__Aim of the task__
A faithful copy is required. Print each line of the data exactly and omit the pictures.

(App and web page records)
+ + +
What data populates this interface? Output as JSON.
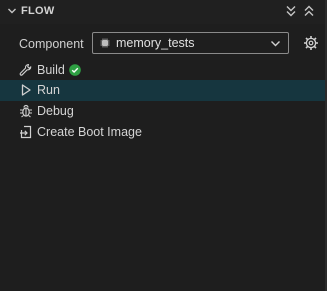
{
  "panel": {
    "title": "FLOW",
    "collapse_icon": "chevron-down-icon",
    "collapse_all_icon": "double-chevron-down-icon",
    "expand_all_icon": "double-chevron-up-icon"
  },
  "component": {
    "label": "Component",
    "selected": "memory_tests",
    "chip_icon": "chip-icon",
    "settings_icon": "gear-icon"
  },
  "flow_items": [
    {
      "label": "Build",
      "icon": "build-tools-icon",
      "status": "success",
      "status_color": "#2ea043",
      "selected": false
    },
    {
      "label": "Run",
      "icon": "play-icon",
      "selected": true
    },
    {
      "label": "Debug",
      "icon": "bug-icon",
      "selected": false
    },
    {
      "label": "Create Boot Image",
      "icon": "boot-image-icon",
      "selected": false
    }
  ],
  "colors": {
    "background": "#1e1e1e",
    "selected_row": "#16363f",
    "success": "#2ea043"
  }
}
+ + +
__Answer section__
What data populates this interface? Output as JSON.
{
  "panel": {
    "title": "FLOW",
    "collapse_icon": "chevron-down-icon",
    "collapse_all_icon": "double-chevron-down-icon",
    "expand_all_icon": "double-chevron-up-icon"
  },
  "component": {
    "label": "Component",
    "selected": "memory_tests",
    "chip_icon": "chip-icon",
    "settings_icon": "gear-icon"
  },
  "flow_items": [
    {
      "label": "Build",
      "icon": "build-tools-icon",
      "status": "success",
      "status_color": "#2ea043",
      "selected": false
    },
    {
      "label": "Run",
      "icon": "play-icon",
      "selected": true
    },
    {
      "label": "Debug",
      "icon": "bug-icon",
      "selected": false
    },
    {
      "label": "Create Boot Image",
      "icon": "boot-image-icon",
      "selected": false
    }
  ],
  "colors": {
    "background": "#1e1e1e",
    "selected_row": "#16363f",
    "success": "#2ea043"
  }
}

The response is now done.